The Sharp EL-803 is a very typical example of an single-chip LSI desktop calculator for use in home or office. During the year 1972, electronic calculators went through a great deal of change in a short period of time. In late 1971, most calculators were built with small and medium-scale IC's, or multi-chip LSI calculator chipsets. There were some calculators available as early as mid-1971 that used single-chip LSI's for their brains (an example being the Casio AS-8A), but the mainstream proliferation of single-chip designs came about during 1972. Each successive chip design could leverage the rapidly increasing integration level of IC's, and by mid-year 1972, it was relatively commonplace to put the entire calculating guts of a four-function calculator on a single chip. The only other circuitry necessary with these early calculator-on-a-chip implementations was the driver circuitry to run the displays, and occasionally a simple support chip for clock generation.

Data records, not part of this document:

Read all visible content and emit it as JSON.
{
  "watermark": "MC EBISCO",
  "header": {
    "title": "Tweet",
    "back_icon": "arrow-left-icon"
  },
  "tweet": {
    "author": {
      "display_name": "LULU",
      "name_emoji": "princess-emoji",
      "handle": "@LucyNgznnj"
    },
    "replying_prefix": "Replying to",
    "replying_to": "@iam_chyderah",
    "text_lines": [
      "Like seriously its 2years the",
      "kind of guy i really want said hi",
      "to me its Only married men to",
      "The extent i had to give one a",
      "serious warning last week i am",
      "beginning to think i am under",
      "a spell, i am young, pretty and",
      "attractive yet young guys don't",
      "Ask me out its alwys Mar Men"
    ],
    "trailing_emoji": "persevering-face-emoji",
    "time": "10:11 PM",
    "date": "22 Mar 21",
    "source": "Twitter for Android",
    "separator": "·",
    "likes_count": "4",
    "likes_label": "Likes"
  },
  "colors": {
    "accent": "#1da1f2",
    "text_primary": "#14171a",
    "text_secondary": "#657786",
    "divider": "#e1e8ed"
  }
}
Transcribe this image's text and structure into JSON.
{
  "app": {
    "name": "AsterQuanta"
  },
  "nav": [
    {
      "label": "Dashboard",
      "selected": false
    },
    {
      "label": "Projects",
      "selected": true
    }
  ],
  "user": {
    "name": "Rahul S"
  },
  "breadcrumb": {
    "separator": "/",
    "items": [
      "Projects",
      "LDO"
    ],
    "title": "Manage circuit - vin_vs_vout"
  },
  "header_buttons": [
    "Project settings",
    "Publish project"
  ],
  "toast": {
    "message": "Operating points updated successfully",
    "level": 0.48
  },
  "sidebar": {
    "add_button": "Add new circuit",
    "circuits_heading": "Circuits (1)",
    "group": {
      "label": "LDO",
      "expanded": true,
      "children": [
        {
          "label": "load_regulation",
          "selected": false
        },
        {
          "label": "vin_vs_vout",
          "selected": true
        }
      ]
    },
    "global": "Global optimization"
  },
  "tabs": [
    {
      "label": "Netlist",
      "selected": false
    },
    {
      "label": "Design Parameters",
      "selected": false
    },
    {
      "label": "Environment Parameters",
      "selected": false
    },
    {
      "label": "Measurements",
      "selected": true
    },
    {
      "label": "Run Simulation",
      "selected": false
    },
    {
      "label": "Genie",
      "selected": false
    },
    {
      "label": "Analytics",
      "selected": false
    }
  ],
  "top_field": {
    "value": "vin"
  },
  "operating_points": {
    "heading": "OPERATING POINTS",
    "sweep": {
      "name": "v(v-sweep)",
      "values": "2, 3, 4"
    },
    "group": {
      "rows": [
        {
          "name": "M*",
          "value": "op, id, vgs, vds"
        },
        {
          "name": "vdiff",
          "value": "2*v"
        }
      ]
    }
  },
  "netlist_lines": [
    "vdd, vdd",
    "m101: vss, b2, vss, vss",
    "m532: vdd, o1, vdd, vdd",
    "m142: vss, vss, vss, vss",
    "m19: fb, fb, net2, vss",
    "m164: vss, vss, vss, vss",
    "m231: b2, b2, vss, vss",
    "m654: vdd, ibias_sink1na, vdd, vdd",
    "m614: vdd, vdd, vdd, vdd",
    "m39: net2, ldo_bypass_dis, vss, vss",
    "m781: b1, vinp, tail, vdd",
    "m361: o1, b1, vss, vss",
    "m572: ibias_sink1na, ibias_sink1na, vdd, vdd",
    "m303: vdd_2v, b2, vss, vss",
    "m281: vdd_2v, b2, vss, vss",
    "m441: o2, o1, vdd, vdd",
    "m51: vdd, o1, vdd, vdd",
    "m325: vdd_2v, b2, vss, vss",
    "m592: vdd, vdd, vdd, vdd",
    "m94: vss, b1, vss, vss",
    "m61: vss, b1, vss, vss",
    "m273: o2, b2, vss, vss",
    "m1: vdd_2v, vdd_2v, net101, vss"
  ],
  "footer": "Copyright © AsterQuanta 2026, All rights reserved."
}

Inside View of Sharp EL-803

The EL-803 is a basic four-function calculator, with floating decimal and switch-selectable constant function. The constant function operates only on multiply and divide functions. The display consistes of nine individual vacuum-fluorescent display tubes, using traditional seven-segment digit rendition. Each tube also has a right-hand decimal point. The right-most tube is used only for sign(-) and error(E) indication. The tubes are contained in a metal frame that provides alignment and shock protection. The normal light-blue glow of the vacuum-fluorescent display elements is converted to a bright green by a green filter window. The calculator logic provides leading zero suppression.

Close up of EL-803 Circuitry

The EL-803 is based on a Hitachi-made HD3276 Large Scale IC. A Hitachi HD3253 chip appears to be involved in clock generation for the calculator LSI. Three Toshiba display driver IC's (TM4352) complete the complement of IC's in the machine. The entire circuitry of the machine, including power supply, resides on a single-sided phenolic circuit board. The power supply of the machine is a simple zener diode and transistor-regulated linear design.

A Profile view, showing the unusual styling of the EL-803

The keyboard of the EL-803 is made in a modular fashion, with two modules. One module contains the numeric keypad (zero through nine and decimal point), and the other module contains the function keys. This modular design allows the manufacturer to use identical numeric keypads for different calculator models that provide varying functions. The keypad modules themselves use 'dome' style switches, with plastic keycaps that have moulded in keycap nomenclature. The keyboard modules, along with the constant switch, connect to the main circuit board via an edge connector.

Close up View of Display

The EL-803 is not a fast machine. 99999999 divided by 1 takes around 3/4 second to complete. 9999.9999 times itself takes almost a full second. The display churns quite a bit while calculations are taking place. Overflow or invalid operations (divide by zero) are indicated by clearing the display to '0', and lighting and "E" in the right-most display tube. A single press of the "C" key clears the error. The "CE" key allows correction of incorrect numeric entry by clearing only the entry made thus far.

Text and images Copyright ©1997-2011, Rick Bensene.